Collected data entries
#####
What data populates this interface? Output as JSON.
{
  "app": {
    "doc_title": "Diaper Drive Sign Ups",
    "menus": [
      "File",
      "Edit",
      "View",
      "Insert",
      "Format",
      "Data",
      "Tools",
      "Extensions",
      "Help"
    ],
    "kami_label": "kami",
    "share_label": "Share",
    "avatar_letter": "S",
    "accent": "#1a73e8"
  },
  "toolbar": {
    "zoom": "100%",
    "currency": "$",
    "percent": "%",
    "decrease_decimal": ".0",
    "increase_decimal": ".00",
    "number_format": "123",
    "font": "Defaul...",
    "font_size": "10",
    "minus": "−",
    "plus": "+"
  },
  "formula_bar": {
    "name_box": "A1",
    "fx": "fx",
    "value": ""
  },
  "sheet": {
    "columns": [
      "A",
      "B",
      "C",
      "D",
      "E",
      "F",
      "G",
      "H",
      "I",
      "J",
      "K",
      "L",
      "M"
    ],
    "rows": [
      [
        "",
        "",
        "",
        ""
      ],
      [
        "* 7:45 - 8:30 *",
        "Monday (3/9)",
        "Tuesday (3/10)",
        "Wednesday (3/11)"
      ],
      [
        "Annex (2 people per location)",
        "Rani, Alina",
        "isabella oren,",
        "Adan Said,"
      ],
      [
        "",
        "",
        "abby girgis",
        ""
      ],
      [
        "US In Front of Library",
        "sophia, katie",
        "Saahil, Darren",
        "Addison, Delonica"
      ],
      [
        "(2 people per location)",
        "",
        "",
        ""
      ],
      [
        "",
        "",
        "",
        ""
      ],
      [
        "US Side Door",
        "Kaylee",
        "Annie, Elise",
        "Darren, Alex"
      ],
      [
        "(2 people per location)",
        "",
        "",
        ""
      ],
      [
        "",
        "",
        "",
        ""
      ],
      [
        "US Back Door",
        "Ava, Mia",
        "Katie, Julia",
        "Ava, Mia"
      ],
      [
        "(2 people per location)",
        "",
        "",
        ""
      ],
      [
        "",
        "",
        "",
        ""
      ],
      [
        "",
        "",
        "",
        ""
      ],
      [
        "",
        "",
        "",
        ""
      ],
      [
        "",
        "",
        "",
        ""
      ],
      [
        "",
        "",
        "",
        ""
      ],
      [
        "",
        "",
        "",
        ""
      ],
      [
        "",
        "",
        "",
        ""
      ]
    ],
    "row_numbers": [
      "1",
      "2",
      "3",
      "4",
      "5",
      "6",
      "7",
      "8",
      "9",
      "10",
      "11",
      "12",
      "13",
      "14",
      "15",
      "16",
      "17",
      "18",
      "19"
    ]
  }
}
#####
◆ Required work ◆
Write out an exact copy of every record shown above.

◆ Worked solution ◆
What data populates this interface? Output as JSON.
{
  "app": {
    "doc_title": "Diaper Drive Sign Ups",
    "menus": [
      "File",
      "Edit",
      "View",
      "Insert",
      "Format",
      "Data",
      "Tools",
      "Extensions",
      "Help"
    ],
    "kami_label": "kami",
    "share_label": "Share",
    "avatar_letter": "S",
    "accent": "#1a73e8"
  },
  "toolbar": {
    "zoom": "100%",
    "currency": "$",
    "percent": "%",
    "decrease_decimal": ".0",
    "increase_decimal": ".00",
    "number_format": "123",
    "font": "Defaul...",
    "font_size": "10",
    "minus": "−",
    "plus": "+"
  },
  "formula_bar": {
    "name_box": "A1",
    "fx": "fx",
    "value": ""
  },
  "sheet": {
    "columns": [
      "A",
      "B",
      "C",
      "D",
      "E",
      "F",
      "G",
      "H",
      "I",
      "J",
      "K",
      "L",
      "M"
    ],
    "rows": [
      [
        "",
        "",
        "",
        ""
      ],
      [
        "* 7:45 - 8:30 *",
        "Monday (3/9)",
        "Tuesday (3/10)",
        "Wednesday (3/11)"
      ],
      [
        "Annex (2 people per location)",
        "Rani, Alina",
        "isabella oren,",
        "Adan Said,"
      ],
      [
        "",
        "",
        "abby girgis",
        ""
      ],
      [
        "US In Front of Library",
        "sophia, katie",
        "Saahil, Darren",
        "Addison, Delonica"
      ],
      [
        "(2 people per location)",
        "",
        "",
        ""
      ],
      [
        "",
        "",
        "",
        ""
      ],
      [
        "US Side Door",
        "Kaylee",
        "Annie, Elise",
        "Darren, Alex"
      ],
      [
        "(2 people per location)",
        "",
        "",
        ""
      ],
      [
        "",
        "",
        "",
        ""
      ],
      [
        "US Back Door",
        "Ava, Mia",
        "Katie, Julia",
        "Ava, Mia"
      ],
      [
        "(2 people per location)",
        "",
        "",
        ""
      ],
      [
        "",
        "",
        "",
        ""
      ],
      [
        "",
        "",
        "",
        ""
      ],
      [
        "",
        "",
        "",
        ""
      ],
      [
        "",
        "",
        "",
        ""
      ],
      [
        "",
        "",
        "",
        ""
      ],
      [
        "",
        "",
        "",
        ""
      ],
      [
        "",
        "",
        "",
        ""
      ]
    ],
    "row_numbers": [
      "1",
      "2",
      "3",
      "4",
      "5",
      "6",
      "7",
      "8",
      "9",
      "10",
      "11",
      "12",
      "13",
      "14",
      "15",
      "16",
      "17",
      "18",
      "19"
    ]
  }
}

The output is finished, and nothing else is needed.